» What to produce: An exact, word-for-word copy of the entries is required, beginning at the line that contains "Convert this screenshot" and ending at the last line, both included.

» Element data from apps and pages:
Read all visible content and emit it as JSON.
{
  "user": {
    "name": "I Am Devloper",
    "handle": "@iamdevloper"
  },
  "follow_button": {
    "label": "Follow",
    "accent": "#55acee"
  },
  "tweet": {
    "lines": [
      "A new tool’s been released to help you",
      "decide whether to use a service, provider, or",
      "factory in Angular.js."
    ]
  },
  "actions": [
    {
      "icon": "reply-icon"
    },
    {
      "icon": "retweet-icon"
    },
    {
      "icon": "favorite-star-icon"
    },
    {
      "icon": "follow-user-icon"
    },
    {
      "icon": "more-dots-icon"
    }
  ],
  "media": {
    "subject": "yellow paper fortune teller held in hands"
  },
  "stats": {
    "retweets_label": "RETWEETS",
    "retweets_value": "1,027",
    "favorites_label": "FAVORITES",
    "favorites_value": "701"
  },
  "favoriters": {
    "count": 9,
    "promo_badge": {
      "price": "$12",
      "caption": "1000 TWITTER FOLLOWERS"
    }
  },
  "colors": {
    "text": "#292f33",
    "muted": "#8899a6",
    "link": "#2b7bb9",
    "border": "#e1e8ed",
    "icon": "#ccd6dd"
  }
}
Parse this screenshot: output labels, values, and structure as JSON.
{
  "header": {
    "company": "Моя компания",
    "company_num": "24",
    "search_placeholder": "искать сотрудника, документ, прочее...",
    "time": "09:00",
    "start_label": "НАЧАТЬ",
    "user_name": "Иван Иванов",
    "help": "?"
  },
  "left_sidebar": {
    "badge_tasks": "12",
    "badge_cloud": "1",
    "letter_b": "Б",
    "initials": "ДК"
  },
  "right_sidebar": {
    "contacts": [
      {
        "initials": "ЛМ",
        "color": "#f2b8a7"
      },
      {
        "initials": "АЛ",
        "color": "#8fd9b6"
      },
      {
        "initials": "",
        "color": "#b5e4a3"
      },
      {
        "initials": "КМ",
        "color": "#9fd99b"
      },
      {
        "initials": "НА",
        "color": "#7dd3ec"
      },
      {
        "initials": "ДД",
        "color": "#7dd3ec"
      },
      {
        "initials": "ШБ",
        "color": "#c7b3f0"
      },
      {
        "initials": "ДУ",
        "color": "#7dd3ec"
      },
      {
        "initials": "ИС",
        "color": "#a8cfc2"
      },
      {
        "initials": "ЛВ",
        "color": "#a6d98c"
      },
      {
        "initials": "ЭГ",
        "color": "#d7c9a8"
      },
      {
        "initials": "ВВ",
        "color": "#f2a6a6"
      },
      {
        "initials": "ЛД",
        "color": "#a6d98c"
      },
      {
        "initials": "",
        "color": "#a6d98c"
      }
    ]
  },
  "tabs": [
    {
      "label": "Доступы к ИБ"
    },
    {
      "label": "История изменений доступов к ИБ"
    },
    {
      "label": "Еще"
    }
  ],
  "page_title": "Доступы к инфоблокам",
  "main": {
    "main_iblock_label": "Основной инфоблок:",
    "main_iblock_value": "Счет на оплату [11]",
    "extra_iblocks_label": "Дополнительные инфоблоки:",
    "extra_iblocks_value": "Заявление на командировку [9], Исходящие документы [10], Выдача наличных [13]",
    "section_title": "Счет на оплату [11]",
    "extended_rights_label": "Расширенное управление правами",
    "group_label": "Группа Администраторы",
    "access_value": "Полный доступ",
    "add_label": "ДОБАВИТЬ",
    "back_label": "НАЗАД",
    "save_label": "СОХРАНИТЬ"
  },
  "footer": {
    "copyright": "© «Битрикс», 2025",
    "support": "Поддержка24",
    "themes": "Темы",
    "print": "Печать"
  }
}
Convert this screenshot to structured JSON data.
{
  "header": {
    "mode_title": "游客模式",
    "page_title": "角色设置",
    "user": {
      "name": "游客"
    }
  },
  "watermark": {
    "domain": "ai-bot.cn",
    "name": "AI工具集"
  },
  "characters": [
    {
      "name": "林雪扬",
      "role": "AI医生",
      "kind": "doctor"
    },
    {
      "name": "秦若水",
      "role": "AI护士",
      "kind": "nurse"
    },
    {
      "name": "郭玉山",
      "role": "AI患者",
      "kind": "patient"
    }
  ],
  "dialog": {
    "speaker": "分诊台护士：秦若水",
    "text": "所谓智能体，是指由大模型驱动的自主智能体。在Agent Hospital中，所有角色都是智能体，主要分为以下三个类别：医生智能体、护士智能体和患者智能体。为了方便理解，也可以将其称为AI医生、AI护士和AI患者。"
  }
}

» Answer space:
Convert this screenshot to structured JSON data.
{
  "header": {
    "mode_title": "游客模式",
    "page_title": "角色设置",
    "user": {
      "name": "游客"
    }
  },
  "watermark": {
    "domain": "ai-bot.cn",
    "name": "AI工具集"
  },
  "characters": [
    {
      "name": "林雪扬",
      "role": "AI医生",
      "kind": "doctor"
    },
    {
      "name": "秦若水",
      "role": "AI护士",
      "kind": "nurse"
    },
    {
      "name": "郭玉山",
      "role": "AI患者",
      "kind": "patient"
    }
  ],
  "dialog": {
    "speaker": "分诊台护士：秦若水",
    "text": "所谓智能体，是指由大模型驱动的自主智能体。在Agent Hospital中，所有角色都是智能体，主要分为以下三个类别：医生智能体、护士智能体和患者智能体。为了方便理解，也可以将其称为AI医生、AI护士和AI患者。"
  }
}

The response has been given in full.